Forced Labor & Human Trafficking
Today, tens of millions of people throughout the world are exploited through force, fraud or coercion. Known by many names – including human trafficking and modern slavery – the exploitation of people remains one of the most pervasive human rights abuses on the planet. It is an affront to human dignity and a systemic barrier for so many to a life of independence and opportunity.
Humanity United has focused on this issue for the past decade, supporting a variety of approaches and partners dedicated to addressing various forms of human exploitation, including forced labor, child labor, debt bondage, and human trafficking. We’ve worked to raise awareness and understanding of the issue and build the field of organizations and donors dedicated to ending all forms of human exploitation. We’ve advocated for policies to respond to this issue and to address its root causes, and we’ve worked across sectors to engage markets and innovators to be part of the solution.
Our work today is focused on two of the most systemic problems that contribute to human exploitation: forced labor in corporate supply chains, and the vulnerability to human trafficking that results from labor migration.
Supply Chains & Forced Labor
In today’s economy, the goods we consume are often produced far from where they are purchased, successively changing hands along complex and opaque corporate supply chains. Unfortunately, there are well-documented cases of forced labor throughout the supply chains of almost every corporate sector—from agriculture to construction, and from apparel to electronics.
The International Labour Organization estimates that there are approximately 24.9 million victims of forced labor in the world, generating illegal profits of $150 billion per year. As more reports emerge of labor abuses in the supply chains of major brands, companies are under mounting pressure from consumers, investors, media, and governments to maintain responsible and transparent supply chains.
HU first approached the problem with a focus on specific commodities, like palm oil and seafood, where forced labor is particularly prevalent. We supported specific programs, documentation, advocacy, awareness raising and tool development in an attempt to not only address the problem but also learn more about the systems that produce forced labor in supply chains.
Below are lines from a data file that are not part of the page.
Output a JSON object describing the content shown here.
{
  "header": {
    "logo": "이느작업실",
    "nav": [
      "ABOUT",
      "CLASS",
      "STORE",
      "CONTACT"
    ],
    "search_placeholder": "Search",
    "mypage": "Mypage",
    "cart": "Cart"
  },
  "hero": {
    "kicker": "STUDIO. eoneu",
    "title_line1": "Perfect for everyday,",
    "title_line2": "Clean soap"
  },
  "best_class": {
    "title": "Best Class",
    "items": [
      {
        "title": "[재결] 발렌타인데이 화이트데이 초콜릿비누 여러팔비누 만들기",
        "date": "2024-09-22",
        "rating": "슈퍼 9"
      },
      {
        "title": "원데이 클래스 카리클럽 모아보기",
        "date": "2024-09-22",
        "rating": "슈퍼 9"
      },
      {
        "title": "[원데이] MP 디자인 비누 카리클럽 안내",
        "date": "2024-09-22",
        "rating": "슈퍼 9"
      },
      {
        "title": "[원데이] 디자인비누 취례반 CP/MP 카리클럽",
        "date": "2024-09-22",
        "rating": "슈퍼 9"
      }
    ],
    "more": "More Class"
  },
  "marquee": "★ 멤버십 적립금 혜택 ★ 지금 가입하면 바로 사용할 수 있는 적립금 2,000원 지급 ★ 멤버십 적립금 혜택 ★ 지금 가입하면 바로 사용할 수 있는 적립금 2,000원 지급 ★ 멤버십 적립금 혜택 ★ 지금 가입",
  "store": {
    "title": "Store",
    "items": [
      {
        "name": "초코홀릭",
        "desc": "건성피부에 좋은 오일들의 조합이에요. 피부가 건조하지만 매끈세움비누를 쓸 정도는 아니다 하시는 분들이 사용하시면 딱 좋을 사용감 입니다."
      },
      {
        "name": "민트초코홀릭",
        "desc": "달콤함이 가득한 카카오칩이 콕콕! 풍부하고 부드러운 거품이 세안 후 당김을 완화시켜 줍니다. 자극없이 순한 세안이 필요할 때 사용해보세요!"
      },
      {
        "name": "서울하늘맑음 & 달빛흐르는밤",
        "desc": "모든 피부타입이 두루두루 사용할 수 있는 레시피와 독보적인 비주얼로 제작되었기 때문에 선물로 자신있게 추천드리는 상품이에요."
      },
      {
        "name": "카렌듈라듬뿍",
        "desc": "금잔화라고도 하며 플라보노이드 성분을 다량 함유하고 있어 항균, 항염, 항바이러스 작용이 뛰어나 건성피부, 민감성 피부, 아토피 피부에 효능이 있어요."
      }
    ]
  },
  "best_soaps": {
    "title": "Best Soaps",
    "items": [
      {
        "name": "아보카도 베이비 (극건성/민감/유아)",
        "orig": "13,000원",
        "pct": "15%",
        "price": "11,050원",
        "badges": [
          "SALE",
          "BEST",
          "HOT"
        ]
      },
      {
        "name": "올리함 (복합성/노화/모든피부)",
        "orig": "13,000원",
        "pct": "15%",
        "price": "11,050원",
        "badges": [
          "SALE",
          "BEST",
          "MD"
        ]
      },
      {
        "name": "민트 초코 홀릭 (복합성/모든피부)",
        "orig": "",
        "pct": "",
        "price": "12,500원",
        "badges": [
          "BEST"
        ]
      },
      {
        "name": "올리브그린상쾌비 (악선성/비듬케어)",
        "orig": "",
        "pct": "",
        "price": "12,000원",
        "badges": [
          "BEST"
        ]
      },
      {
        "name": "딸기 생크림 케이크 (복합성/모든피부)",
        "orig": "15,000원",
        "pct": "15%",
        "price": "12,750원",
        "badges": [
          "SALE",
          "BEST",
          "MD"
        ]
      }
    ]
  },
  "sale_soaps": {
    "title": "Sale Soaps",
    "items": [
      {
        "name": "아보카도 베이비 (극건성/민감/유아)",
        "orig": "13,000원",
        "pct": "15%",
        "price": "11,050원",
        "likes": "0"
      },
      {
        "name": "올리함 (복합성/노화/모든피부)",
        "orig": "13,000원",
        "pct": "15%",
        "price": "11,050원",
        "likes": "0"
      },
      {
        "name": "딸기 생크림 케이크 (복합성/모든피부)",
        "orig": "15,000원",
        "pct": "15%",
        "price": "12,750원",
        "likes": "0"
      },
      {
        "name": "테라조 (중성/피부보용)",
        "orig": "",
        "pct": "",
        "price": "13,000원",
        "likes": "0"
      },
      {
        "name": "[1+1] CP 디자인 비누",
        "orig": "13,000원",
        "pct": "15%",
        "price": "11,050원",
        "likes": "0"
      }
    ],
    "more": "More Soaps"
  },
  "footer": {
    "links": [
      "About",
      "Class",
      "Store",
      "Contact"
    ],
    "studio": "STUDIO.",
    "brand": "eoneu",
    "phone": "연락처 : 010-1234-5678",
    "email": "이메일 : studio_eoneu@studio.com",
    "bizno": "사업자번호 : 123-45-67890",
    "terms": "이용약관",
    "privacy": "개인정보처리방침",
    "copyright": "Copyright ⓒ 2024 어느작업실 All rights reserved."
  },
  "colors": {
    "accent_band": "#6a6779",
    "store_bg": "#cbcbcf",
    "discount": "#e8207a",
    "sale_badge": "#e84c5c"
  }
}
This work continues today in Thailand’s seafood industry, where vulnerable workers suffer from severe labor exploitation to meet the global demand for cheap seafood. In this context, we are supporting efforts to incentivize government regulatory action, strengthen civil society, and catalyze market-based solutions while increasing corporate accountability for abuses.
While we will continue to support documentation and awareness about the issue of forced labor, we also know that global businesses have both a responsibility as well as an opportunity to meaningfully contribute to the eradication of forced labor within their supply chains. We are committed to working with corporations to discover and implement new policies and tools that can mitigate their risk of enabling forced labor. We want to ensure that people around the world work under safe, fair and legal conditions.
Human Trafficking & Labor Migration
According to the ILO, migrant workers account for 150 million of the world’s approximately 244 million international migrants. Migrant workers contribute to the development and economies of the countries where they live and work, and strengthen the economies of their countries of origin through remittances they send home. Yet migrant workers often fall outside of the protection of their host and home countries, making them vulnerable to exploitation, abuse and human trafficking.
Most migrant workers, whether migrating within their own country or to another country, rely on unscrupulous recruiters to connect them to employment. These agencies and individuals typically charge high fees and may misrepresent job conditions in order to recruit workers, leaving them indebted and vulnerable.
One of the largest migration corridors in the world exists between countries in South Asia and the six Gulf Cooperation Council (GCC) countries, where rapid economic growth and a shortage of local labor fuel massive recruitment of migrant workers. Within this corridor, Humanity United has focused on Nepal, a source country that sends more than 2,000 migrant workers overseas per day, and Qatar, a wealthy destination country where migrant workers make up more than 90% of the local workforce. We also work to protect families who migrate internally to work in brick kilns across Nepal.
To address these challenges, we support efforts with workers, businesses and governments to combat forced labor and human trafficking in the migration cycle:
- With workers, we seek to help them achieve their rights at work and at home by reducing their vulnerability to abuse in the workplace, reducing or eliminating recruitment fees, and strengthening policies to better protect them.
- With businesses, we develop and pilot new technologies and approaches to the unique challenges of employing a migrant workforce. We also support new models and market alternatives to existing labor recruitment systems.
- With governments, we partner with policy makers and implementers to develop innovative new solutions to protect workers from trafficking, exploitation and abuse.